Healing from pain, therefore, requires a mental and spiritual component. When assessing functional movements on a patient, we can manipulate as many muscles and joints as we want as therapists. But if the patient does not bring spiritual virtues such as awareness, introspect, sensitivity, curiosity, and interconnectedness to their bodily movements, he or she will not heal. A person must have awareness that something they are doing on a regular basis is manifesting as pain. They must be introspective and curious about what is making their pain worse, and what alleviates their pain. They must tap into their own sensitivity about how their pain changes and evolves. Finally, they must understand the interconnectivity of their body (think: ankle, knee, hip as one long-chain). Never thought I would sing, “The leg bone’s connected to the foot bone,” so many times as an adult. This is the spiritual work. This is the spiritual medicine. If you cannot harness the power of participation in your own healing by actively engaging with these spiritual virtues, you will not heal. I can show you all the rehabilitation in the world but if you are not doing your part, the issue will not resolve. It takes two to tango baby.
Of course, there is much more to the healing process than I am going into detail here. For example, each of these functional movements can be broken down into smaller functional systems (think: learning to stabilize your shoulder blade and activate your core before perfecting a proper upper body push). The bio-psycho-social model of healthcare is growing in popularity and thank god for that. Rather, somebody can literally become “a pain in the neck”. Unprocessed trauma can be stored in the body as physical pain as well. A comprehensive understanding of what is causing pain takes thorough examination. Utilizing these spiritual virtues as a resource to become an active participant in your own healing journey, will do you more good than half of the physicians listed on your in-network insurance plan. Don’t get me wrong, the right therapist will lead you down the right path. But a situation where patient and therapist understand the spiritual significance of movement and apply these spiritual virtues to “home exercise programs”, is the only one that will result in true healing. Patient empowerment is everything. The patient needs to know their role in this process. And the only way for a patient to know how much of their getting better relies on themselves is for a physician to tell them that. So I’m telling you now. Moving your body is spiritual as it is a primary force in sustaining vitality. How you move your body is sacred too. Recognizing the functional movements at work in your life and remaining curious and open to exploring how they relate to your pain is key. Moving with intention then becomes a ritual of sorts. Does my back hurt when I go to pick something up? Are my glutes turned on? Does my knee only hurt running uphill? Conscious awareness of this is a spiritual practice! Remember: Body = Temple and catering to its needs is a form of worship.
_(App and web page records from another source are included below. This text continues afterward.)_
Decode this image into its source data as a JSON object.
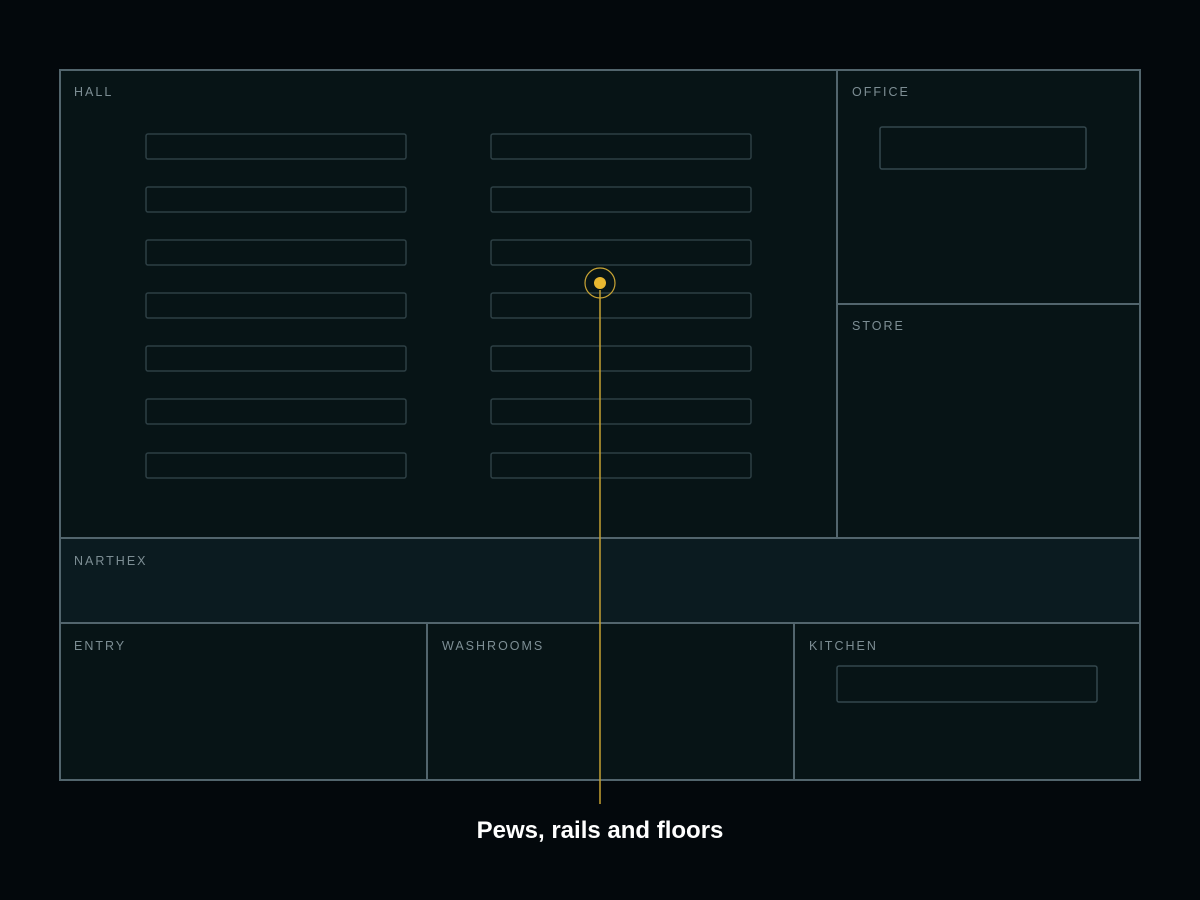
{
  "rooms": {
    "hall": "HALL",
    "office": "OFFICE",
    "store": "STORE",
    "narthex": "NARTHEX",
    "entry": "ENTRY",
    "washrooms": "WASHROOMS",
    "kitchen": "KITCHEN"
  },
  "callout": {
    "label": "Pews, rails and floors"
  },
  "colors": {
    "background": "#03080c",
    "wall": "#52656d",
    "room_fill": "#071416",
    "narthex_fill": "#0b1b20",
    "marker": "#e8b730",
    "callout_text": "#ffffff"
  }
}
The next time you feel an ache or pain, take the time to do this spiritual assessment. Greet your pain like a first date; find out what it likes, doesn’t like, and how it functions in certain situations. Flirt with it then lather it up with whatever brand you got because remember: motion is lotion.
**This is not intended as medical advice, this is intended for educational purposes only. Please see a certified physician to receive adequate an diagnosis and treatment plan.**